But program manager Hadi Salah says the grants aren’t the central goal — the venture is more about fostering a new “challenge-based, co-design approach” to procurement.
“This could be an open-source toolkit that a procurement department within a hospital could use and scale up on their own,” he says, adding: “The impact is better solutions, better collaboration and lower costs overall.”
QoC Health responded to a challenge from Michael Garron Hospital (formerly Toronto East General), which wanted to better manage traffic in and out of a post-anesthesia recovery room.
“We proposed an application that the staff scheduler would use to co-ordinate everything, all the way from the surgical procedure through to the recovery room,” says company president and co-founder Raymond Shih. The two organizations will be working together on the app over the next several months.
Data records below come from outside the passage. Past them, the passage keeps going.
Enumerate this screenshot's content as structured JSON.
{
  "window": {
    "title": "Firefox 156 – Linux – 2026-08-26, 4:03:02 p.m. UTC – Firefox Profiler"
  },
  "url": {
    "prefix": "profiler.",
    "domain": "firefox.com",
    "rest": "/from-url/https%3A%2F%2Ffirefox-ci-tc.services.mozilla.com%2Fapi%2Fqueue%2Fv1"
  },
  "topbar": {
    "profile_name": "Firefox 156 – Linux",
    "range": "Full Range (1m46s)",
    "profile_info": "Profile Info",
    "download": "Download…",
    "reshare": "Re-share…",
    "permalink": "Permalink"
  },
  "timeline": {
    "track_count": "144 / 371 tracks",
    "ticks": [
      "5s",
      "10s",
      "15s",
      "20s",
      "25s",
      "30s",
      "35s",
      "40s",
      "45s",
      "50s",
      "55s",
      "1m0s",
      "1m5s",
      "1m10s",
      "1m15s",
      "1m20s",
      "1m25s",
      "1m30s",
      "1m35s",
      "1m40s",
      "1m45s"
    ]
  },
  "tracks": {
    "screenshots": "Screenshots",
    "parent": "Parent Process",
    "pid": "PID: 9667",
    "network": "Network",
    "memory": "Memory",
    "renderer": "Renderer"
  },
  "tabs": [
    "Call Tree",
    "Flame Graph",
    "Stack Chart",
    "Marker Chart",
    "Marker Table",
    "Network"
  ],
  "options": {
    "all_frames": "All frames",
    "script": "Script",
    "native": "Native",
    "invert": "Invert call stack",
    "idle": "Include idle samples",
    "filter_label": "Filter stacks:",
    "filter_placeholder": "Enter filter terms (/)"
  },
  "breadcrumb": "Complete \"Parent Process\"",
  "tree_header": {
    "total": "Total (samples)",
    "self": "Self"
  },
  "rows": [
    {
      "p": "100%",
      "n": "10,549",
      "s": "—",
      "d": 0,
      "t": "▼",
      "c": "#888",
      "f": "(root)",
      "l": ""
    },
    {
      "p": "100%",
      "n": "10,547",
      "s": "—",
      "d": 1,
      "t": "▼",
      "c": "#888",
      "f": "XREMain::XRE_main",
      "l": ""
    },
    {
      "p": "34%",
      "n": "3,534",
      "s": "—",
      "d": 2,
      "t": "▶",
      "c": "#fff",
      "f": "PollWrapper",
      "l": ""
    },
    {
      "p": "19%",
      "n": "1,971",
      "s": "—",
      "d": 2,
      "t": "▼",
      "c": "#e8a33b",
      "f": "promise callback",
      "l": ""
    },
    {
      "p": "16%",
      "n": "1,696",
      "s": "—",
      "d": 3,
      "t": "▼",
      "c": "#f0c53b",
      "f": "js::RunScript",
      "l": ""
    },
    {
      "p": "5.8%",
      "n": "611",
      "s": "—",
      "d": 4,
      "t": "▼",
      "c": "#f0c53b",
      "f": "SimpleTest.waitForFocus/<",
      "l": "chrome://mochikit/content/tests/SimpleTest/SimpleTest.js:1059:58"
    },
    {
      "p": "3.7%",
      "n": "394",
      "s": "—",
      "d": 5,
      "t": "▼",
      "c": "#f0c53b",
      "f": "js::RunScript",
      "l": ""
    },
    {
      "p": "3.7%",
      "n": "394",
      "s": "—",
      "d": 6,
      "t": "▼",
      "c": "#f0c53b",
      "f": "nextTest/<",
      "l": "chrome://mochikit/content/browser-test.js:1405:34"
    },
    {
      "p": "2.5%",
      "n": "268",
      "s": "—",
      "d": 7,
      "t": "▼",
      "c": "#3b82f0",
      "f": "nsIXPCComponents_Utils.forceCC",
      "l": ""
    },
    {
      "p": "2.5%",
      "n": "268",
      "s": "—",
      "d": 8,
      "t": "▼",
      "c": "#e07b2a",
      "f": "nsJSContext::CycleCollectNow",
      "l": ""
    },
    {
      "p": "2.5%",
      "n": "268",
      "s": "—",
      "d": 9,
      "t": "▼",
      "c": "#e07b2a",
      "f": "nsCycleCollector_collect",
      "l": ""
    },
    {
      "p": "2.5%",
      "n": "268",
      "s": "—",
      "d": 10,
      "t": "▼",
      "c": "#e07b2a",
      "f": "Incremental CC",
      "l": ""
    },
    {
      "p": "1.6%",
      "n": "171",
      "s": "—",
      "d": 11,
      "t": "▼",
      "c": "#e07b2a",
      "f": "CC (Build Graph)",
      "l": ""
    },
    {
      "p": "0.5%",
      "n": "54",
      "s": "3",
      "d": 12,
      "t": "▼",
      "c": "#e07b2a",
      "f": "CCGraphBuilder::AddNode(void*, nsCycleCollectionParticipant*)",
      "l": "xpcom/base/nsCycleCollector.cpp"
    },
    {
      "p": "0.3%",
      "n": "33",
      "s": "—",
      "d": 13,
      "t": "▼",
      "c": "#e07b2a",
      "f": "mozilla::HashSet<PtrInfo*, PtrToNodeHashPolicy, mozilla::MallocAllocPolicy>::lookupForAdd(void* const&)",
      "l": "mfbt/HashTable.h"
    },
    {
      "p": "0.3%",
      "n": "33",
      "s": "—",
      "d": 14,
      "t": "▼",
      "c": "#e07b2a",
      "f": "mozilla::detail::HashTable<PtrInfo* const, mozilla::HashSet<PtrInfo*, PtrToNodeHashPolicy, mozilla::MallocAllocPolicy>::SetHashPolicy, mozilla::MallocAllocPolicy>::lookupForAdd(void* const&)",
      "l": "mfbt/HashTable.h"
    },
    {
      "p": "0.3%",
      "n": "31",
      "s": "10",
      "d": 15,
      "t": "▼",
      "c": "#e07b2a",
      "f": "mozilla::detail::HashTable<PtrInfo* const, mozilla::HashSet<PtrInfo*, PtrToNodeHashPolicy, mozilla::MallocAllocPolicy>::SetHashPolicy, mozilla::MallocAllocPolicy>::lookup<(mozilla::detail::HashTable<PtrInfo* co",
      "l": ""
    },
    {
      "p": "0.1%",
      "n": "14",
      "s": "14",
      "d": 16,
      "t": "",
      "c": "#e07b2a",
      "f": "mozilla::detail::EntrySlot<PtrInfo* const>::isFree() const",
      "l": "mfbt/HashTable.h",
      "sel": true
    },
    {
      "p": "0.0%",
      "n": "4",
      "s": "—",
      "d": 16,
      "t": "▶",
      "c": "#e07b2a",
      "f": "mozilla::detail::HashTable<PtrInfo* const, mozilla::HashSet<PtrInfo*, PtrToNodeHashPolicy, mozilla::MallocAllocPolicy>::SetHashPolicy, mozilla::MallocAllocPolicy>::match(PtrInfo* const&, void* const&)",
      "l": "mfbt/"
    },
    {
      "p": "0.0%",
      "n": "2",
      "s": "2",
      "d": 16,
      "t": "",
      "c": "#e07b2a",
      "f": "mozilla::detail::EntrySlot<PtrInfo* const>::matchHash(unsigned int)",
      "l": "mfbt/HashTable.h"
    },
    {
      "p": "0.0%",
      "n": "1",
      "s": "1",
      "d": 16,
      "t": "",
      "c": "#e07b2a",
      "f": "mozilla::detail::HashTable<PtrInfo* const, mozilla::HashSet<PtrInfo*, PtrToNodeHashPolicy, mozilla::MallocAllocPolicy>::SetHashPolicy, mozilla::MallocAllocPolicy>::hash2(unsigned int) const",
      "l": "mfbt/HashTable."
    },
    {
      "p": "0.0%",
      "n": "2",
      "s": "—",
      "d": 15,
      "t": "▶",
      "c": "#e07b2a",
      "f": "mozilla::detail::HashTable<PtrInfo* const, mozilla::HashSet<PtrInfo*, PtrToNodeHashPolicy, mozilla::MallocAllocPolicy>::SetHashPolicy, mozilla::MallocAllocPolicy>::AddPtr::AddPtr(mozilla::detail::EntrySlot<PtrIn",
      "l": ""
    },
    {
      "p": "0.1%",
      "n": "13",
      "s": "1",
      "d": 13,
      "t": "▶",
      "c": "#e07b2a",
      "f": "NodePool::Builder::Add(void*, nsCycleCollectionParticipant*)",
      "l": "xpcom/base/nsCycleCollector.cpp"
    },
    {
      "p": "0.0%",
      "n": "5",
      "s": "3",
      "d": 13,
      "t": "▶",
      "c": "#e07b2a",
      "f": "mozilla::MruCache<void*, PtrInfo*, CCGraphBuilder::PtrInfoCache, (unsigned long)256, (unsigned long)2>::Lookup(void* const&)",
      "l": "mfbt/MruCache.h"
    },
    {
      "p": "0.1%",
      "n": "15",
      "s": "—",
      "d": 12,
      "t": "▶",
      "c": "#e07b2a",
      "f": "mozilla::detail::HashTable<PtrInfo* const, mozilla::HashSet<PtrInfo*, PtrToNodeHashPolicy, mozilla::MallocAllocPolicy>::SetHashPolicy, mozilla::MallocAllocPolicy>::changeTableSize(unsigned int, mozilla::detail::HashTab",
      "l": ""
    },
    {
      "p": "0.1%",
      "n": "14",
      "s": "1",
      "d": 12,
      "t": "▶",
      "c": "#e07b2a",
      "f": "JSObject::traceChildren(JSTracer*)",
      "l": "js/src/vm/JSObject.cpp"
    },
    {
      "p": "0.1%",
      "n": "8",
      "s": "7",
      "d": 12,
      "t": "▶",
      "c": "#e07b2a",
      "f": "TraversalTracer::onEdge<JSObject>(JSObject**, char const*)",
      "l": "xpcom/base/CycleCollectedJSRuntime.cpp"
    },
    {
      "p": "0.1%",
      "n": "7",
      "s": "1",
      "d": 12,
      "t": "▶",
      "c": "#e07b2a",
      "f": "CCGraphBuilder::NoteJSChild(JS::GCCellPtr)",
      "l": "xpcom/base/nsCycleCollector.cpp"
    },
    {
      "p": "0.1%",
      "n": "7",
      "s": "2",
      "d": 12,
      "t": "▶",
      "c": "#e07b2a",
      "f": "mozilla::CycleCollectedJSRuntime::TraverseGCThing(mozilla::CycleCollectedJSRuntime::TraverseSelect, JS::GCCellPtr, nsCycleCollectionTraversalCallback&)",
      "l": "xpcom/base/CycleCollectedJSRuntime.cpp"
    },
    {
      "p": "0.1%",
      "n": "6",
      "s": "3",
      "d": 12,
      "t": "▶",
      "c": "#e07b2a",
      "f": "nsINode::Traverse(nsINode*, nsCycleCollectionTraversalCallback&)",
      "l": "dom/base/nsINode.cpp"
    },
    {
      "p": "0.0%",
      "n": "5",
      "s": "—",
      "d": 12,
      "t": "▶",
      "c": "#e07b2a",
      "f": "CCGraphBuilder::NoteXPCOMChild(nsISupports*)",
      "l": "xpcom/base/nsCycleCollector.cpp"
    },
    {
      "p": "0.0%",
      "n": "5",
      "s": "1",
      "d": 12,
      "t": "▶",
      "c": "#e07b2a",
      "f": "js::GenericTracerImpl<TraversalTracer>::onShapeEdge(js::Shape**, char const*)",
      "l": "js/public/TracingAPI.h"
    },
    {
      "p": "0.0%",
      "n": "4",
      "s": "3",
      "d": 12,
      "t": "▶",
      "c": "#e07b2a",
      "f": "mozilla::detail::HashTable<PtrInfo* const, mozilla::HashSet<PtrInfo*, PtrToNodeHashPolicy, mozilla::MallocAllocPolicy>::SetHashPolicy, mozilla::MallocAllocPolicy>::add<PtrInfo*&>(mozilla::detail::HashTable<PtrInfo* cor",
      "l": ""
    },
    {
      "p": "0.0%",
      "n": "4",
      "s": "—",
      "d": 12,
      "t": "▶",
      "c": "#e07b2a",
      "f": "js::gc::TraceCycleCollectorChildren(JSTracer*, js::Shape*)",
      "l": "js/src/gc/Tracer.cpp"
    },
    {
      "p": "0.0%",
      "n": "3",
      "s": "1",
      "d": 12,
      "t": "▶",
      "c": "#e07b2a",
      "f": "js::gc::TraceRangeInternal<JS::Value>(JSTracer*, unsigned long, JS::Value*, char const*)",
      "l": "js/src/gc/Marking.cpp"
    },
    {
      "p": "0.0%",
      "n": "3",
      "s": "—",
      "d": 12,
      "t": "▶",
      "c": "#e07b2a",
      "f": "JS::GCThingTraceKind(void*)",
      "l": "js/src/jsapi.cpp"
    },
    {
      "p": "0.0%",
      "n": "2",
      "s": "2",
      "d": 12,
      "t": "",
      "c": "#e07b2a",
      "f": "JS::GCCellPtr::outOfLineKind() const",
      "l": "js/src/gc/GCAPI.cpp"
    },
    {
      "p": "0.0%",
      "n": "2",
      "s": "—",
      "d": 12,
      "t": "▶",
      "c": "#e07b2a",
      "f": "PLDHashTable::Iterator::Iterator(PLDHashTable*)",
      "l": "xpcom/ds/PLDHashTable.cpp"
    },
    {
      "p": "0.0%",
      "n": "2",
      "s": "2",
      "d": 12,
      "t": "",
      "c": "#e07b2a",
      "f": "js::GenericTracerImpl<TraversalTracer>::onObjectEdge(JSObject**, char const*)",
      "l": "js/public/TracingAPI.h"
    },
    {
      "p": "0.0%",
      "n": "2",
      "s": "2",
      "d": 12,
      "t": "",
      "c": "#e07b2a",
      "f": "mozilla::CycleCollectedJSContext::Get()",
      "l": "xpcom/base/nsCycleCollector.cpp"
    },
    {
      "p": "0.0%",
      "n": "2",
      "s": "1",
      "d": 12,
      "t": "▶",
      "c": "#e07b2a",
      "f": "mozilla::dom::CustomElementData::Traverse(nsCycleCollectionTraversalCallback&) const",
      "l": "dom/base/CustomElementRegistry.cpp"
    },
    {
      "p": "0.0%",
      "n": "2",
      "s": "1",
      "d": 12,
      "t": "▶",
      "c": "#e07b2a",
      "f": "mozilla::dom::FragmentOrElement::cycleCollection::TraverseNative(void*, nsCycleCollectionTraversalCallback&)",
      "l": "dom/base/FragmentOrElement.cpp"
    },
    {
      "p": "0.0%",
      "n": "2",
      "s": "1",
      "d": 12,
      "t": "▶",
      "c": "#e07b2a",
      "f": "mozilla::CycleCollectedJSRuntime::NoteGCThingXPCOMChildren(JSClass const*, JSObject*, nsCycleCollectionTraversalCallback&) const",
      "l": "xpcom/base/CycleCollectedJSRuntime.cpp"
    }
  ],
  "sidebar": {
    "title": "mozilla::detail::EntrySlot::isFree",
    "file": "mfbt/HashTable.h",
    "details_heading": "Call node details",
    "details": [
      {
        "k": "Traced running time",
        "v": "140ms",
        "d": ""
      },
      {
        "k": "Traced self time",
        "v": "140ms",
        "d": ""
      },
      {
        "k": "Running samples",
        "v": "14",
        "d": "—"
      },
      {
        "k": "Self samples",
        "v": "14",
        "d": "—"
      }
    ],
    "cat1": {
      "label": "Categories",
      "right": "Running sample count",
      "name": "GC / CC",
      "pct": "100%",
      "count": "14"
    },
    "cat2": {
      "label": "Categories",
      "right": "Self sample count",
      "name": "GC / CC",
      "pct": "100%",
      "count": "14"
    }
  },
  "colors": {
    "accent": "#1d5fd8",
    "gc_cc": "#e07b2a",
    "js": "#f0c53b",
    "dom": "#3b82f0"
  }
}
Mr. Shih not only likes the co-design concept — procuring based on “the problem you’re trying to solve and not on a set of specifications” — he finds the process useful from a business sense too because it provides “an opportunity for us to work with some folks that we may not have been directly connected to before.”
VitalHub, a Toronto-based mobile health startup, is developing two solutions: an app to streamline the physician onboarding and orientation process for Markham Stouffville Hospital; and an app for Trinity Village Care Centre that provides quick access to a variety of forms and schedules, and also enables on-the-fly note-taking, task-tracking and team collaboration.
Andre Vandenberk, VP of mobile technology, says their proposed solution for Markham Stouffville Hospital would change how the hospital shares information and documents with its physicians, and how it collects their data, questions, feedback and signatures as part of the onboarding and orientation process.
In the case of Trinity Village Care Centre, he says the goal is to streamline the way frontline staff document and access information about residents, explaining that they currently use multiple paper-based and electronic documentation systems located on separate computers throughout the facility.
He says he’s had “a very positive experience” in the program so far because it enables providers to truly collaborate with the vendors who can help solve their problems.
“Without going through such a process, providers and vendors are often on different pages when it comes to the interpretation and understanding of problems and how to solve them,” he says. “This program provides a repeatable approach to ensure the provider’s real-world problem is appropriately addressed and successfully implemented.”